Sometimes the client may have just invited eight quotes from names out of the local paper, intending to interview the cheapest few. Knowing that’s the game (the grapevine, via the builder’s merchants etc), the builder just guesses a ‘for a laugh’ quote figure and negotiates from there, should the client bite.
That anyway is the mainstream situation, within which ‘Cheap’ operates. To instead do ‘Economical’, things have to be set up differently.
So nowadays in the ‘Cheap’ scenario, the builder(s) employ his (or his builder’s merchant’s) favourite low-cost Builder’s Estimator to price the job. Although the information is sketchy, the estimator’s skill is to spend a day or less to arrive at a price that the builder can plus-and-minus around and come out ahead. The builder adds his overheads and profit, depending how competitive he’s feeling, and makes his quote.
The client either simply accepts a quote, or typically the one-sided NFBTE (National Federation of Building Trades Employers) form of contract is signed.
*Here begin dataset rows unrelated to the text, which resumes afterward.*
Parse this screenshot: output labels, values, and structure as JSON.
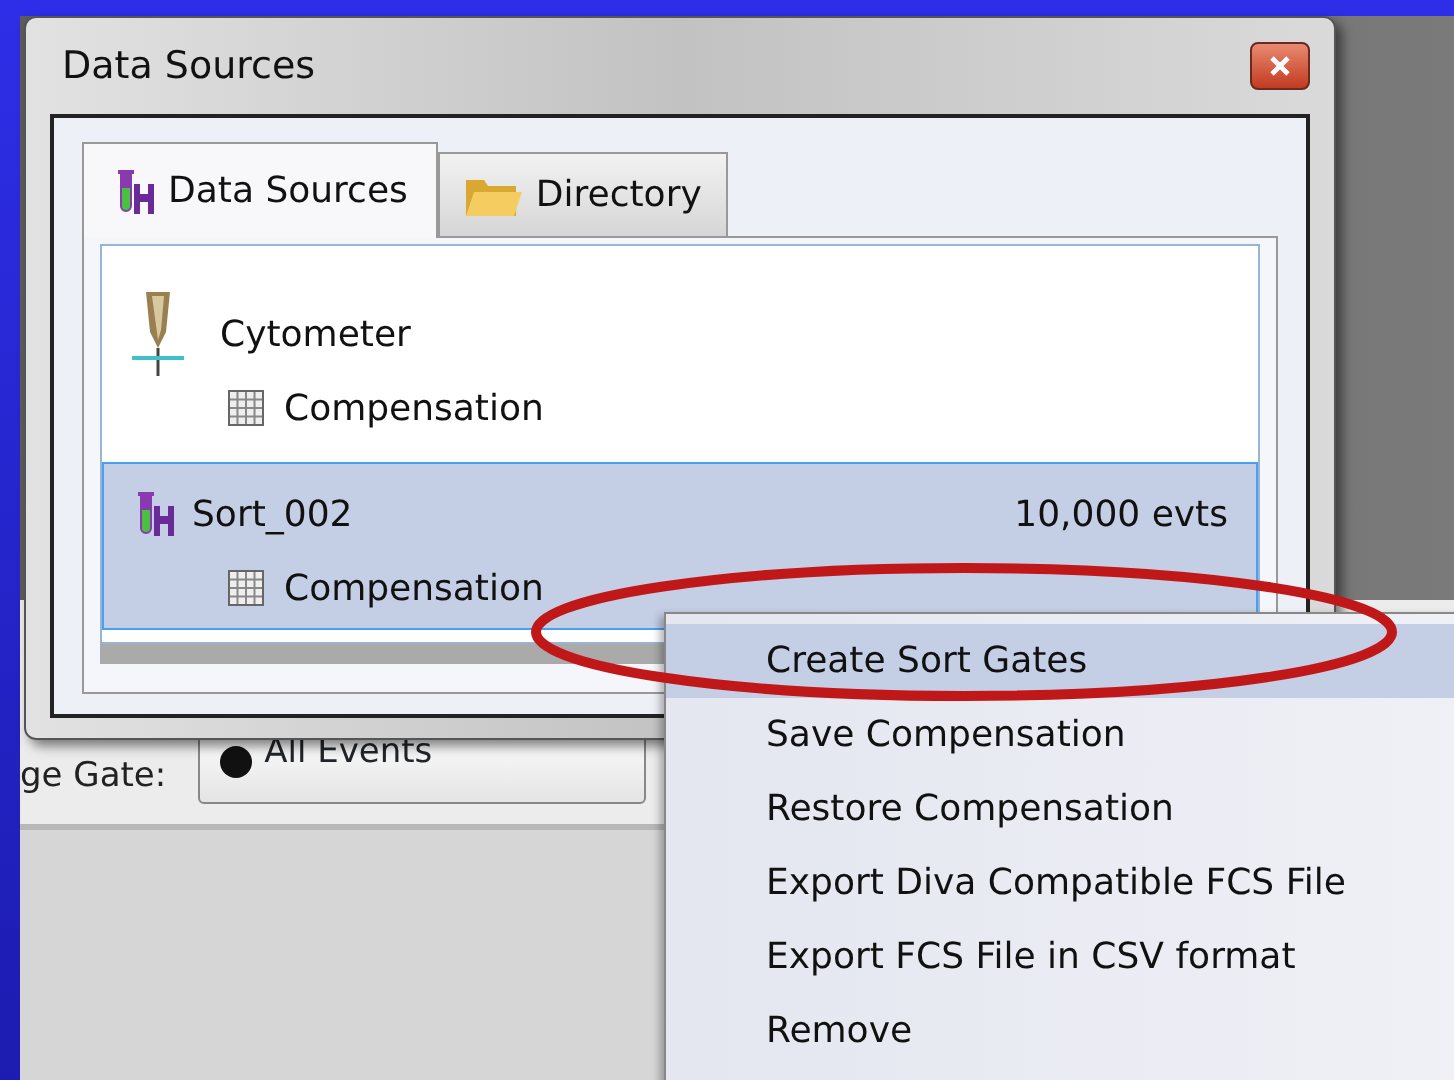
{
  "background_app": {
    "field_label": "ge Gate:",
    "field_value": "All Events"
  },
  "window": {
    "title": "Data Sources"
  },
  "tabs": [
    {
      "label": "Data Sources",
      "kind": "tube",
      "selected": true
    },
    {
      "label": "Directory",
      "kind": "folder",
      "selected": false
    }
  ],
  "sources": [
    {
      "name": "Cytometer",
      "kind": "cytometer",
      "selected": false,
      "children": [
        {
          "name": "Compensation"
        }
      ]
    },
    {
      "name": "Sort_002",
      "kind": "tube",
      "count": "10,000 evts",
      "selected": true,
      "children": [
        {
          "name": "Compensation"
        }
      ]
    }
  ],
  "context_menu": [
    {
      "label": "Create Sort Gates",
      "selected": true
    },
    {
      "label": "Save Compensation",
      "selected": false
    },
    {
      "label": "Restore Compensation",
      "selected": false
    },
    {
      "label": "Export Diva Compatible FCS File",
      "selected": false
    },
    {
      "label": "Export FCS File in CSV format",
      "selected": false
    },
    {
      "label": "Remove",
      "selected": false
    }
  ]
}
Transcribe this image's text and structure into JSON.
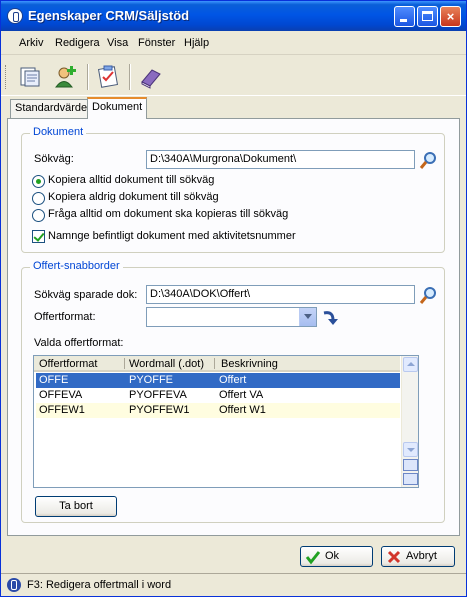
{
  "window": {
    "title": "Egenskaper CRM/Säljstöd"
  },
  "titlebar_buttons": {
    "minimize": "minimize-icon",
    "maximize": "maximize-icon",
    "close": "×"
  },
  "menu": [
    "Arkiv",
    "Redigera",
    "Visa",
    "Fönster",
    "Hjälp"
  ],
  "toolbar": {
    "icons": [
      "properties-icon",
      "add-user-icon",
      "checklist-icon",
      "book-icon"
    ]
  },
  "tabs": [
    {
      "label": "Standardvärde",
      "active": false
    },
    {
      "label": "Dokument",
      "active": true
    }
  ],
  "dokument": {
    "group_title": "Dokument",
    "path_label": "Sökväg:",
    "path_value": "D:\\340A\\Murgrona\\Dokument\\",
    "radios": [
      {
        "label": "Kopiera alltid dokument till sökväg",
        "checked": true
      },
      {
        "label": "Kopiera aldrig dokument till sökväg",
        "checked": false
      },
      {
        "label": "Fråga alltid om dokument ska kopieras till sökväg",
        "checked": false
      }
    ],
    "rename_checkbox": {
      "label": "Namnge befintligt dokument med aktivitetsnummer",
      "checked": true
    }
  },
  "offert": {
    "group_title": "Offert-snabborder",
    "saved_path_label": "Sökväg sparade dok:",
    "saved_path_value": "D:\\340A\\DOK\\Offert\\",
    "format_label": "Offertformat:",
    "format_value": "",
    "selected_label": "Valda offertformat:",
    "table": {
      "columns": [
        "Offertformat",
        "Wordmall (.dot)",
        "Beskrivning"
      ],
      "rows": [
        {
          "cells": [
            "OFFE",
            "PYOFFE",
            "Offert"
          ],
          "selected": true
        },
        {
          "cells": [
            "OFFEVA",
            "PYOFFEVA",
            "Offert VA"
          ],
          "selected": false
        },
        {
          "cells": [
            "OFFEW1",
            "PYOFFEW1",
            "Offert W1"
          ],
          "selected": false
        }
      ]
    },
    "remove_button": "Ta bort"
  },
  "buttons": {
    "ok": "Ok",
    "cancel": "Avbryt"
  },
  "status": {
    "text": "F3: Redigera offertmall i word"
  },
  "colors": {
    "title_bar": "#0055e5",
    "selection": "#316ac5",
    "group_title": "#0046d5",
    "ok_check": "#21a121",
    "cancel_x": "#d2352a"
  }
}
Then the fun begins.
‘Cheap’ means no one has spent time/money to fully investigate the site and/or existing building before work begins, so ‘unexpected problems’ abound. The builder makes ad hoc alterations and/or extra-cost works as he goes along.
‘Cheap’ means no one has spent time/money to make sure the client really understands what it’s going to look like and feel like, so disappointing shortcomings only become evident during construction. The client either puts up with it or orders ‘extras’ - extra-cost work - to make it tolerable.
The client discovers too late that what s/he thought was a full, agreed description of the work to be done for the accepted quote, is in fact very sketchy. The builder is free to omit things or do them cheaply as he goes along. Again, the client either puts up with it or orders ‘extras’ - extra-cost features - to make it tolerable.
Another alternative is that client is happy enough because s/he can't tell the difference; but that's unlikely to be the case for any potential client who's read this far.
In all the above, the client is disempowered, with little recourse, for two reasons:
Firstly, the typical one-sided NFBTE form of contract – or no contract at all;
Secondly, when the description of the work to be done for the accepted quote is so sketchy, who can say and enforce what the builder contracted to do for the money?